Exercise: Search the records for "permi" and copy each line that holds it.

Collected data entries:
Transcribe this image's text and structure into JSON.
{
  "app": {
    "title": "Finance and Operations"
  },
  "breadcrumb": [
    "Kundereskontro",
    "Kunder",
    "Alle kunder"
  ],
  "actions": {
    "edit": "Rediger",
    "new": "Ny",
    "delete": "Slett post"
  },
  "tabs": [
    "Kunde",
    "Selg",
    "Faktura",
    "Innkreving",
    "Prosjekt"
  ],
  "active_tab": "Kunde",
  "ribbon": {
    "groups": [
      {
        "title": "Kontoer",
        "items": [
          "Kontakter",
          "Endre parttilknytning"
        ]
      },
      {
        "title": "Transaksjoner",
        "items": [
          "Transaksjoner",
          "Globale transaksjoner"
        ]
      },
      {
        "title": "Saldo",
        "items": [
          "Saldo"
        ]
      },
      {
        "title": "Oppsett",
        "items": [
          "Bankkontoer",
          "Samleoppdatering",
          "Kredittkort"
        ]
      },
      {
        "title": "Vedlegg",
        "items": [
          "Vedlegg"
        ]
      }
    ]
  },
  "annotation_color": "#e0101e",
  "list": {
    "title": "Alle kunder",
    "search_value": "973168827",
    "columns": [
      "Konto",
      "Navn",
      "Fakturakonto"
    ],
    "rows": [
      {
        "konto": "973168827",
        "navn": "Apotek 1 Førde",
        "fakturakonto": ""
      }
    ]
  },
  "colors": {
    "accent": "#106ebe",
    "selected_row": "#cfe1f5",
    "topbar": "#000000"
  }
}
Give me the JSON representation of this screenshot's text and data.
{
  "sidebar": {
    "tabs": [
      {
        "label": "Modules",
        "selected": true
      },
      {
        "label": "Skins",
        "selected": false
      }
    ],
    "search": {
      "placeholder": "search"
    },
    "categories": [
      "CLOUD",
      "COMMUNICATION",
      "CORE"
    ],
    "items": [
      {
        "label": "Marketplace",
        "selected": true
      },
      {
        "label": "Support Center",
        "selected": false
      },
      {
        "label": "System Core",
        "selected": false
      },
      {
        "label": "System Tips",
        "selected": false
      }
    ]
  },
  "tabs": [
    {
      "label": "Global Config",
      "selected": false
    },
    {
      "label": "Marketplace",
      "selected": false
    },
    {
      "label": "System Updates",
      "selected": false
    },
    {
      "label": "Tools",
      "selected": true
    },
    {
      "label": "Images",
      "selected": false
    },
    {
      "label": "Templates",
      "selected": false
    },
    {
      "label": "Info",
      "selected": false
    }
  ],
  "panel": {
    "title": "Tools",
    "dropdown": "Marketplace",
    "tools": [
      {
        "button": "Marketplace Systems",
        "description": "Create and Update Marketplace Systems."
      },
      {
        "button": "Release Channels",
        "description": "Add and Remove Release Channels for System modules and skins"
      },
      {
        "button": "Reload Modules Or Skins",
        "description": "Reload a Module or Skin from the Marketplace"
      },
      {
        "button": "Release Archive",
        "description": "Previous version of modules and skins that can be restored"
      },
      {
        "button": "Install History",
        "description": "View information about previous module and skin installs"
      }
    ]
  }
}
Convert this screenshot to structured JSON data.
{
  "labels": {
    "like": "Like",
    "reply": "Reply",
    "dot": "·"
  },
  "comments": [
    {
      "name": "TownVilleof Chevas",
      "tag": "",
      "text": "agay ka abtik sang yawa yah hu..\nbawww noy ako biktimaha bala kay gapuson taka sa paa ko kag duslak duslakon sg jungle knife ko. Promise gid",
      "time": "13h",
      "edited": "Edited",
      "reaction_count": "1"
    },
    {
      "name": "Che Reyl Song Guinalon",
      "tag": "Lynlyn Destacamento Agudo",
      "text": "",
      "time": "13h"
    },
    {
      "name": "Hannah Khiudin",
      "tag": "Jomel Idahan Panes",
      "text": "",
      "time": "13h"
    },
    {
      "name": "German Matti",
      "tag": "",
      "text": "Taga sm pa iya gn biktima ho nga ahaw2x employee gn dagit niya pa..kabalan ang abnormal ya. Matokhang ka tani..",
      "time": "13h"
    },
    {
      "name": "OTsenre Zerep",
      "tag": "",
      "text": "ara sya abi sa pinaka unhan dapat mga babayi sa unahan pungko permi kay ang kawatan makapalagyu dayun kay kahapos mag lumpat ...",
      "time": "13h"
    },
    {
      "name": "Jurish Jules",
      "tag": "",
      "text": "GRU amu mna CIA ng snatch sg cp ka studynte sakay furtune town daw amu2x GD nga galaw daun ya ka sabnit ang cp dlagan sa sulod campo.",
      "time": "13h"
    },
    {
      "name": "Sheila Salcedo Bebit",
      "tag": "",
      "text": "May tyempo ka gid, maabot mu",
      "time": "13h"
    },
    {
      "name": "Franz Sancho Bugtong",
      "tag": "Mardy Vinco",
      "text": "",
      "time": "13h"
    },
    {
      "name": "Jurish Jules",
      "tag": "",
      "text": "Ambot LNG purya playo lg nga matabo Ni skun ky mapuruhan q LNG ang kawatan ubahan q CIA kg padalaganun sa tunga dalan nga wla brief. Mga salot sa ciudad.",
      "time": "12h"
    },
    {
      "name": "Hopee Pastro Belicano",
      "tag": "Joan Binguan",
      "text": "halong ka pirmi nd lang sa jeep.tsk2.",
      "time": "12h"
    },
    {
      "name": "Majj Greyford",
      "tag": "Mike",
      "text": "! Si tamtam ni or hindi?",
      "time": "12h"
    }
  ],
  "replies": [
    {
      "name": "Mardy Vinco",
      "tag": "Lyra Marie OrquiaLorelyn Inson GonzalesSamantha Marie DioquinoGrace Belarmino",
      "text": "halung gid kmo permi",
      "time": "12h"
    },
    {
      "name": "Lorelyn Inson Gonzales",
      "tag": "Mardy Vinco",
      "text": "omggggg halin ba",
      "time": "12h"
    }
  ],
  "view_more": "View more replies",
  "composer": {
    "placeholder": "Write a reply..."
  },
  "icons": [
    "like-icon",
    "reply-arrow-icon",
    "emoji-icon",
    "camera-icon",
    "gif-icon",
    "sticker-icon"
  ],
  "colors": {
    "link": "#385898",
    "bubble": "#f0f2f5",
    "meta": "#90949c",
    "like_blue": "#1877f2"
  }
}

Task answer:
      "text": "ara sya abi sa pinaka unhan dapat mga babayi sa unahan pungko permi kay ang kawatan makapalagyu dayun kay kahapos mag lumpat ...",
      "text": "halung gid kmo permi",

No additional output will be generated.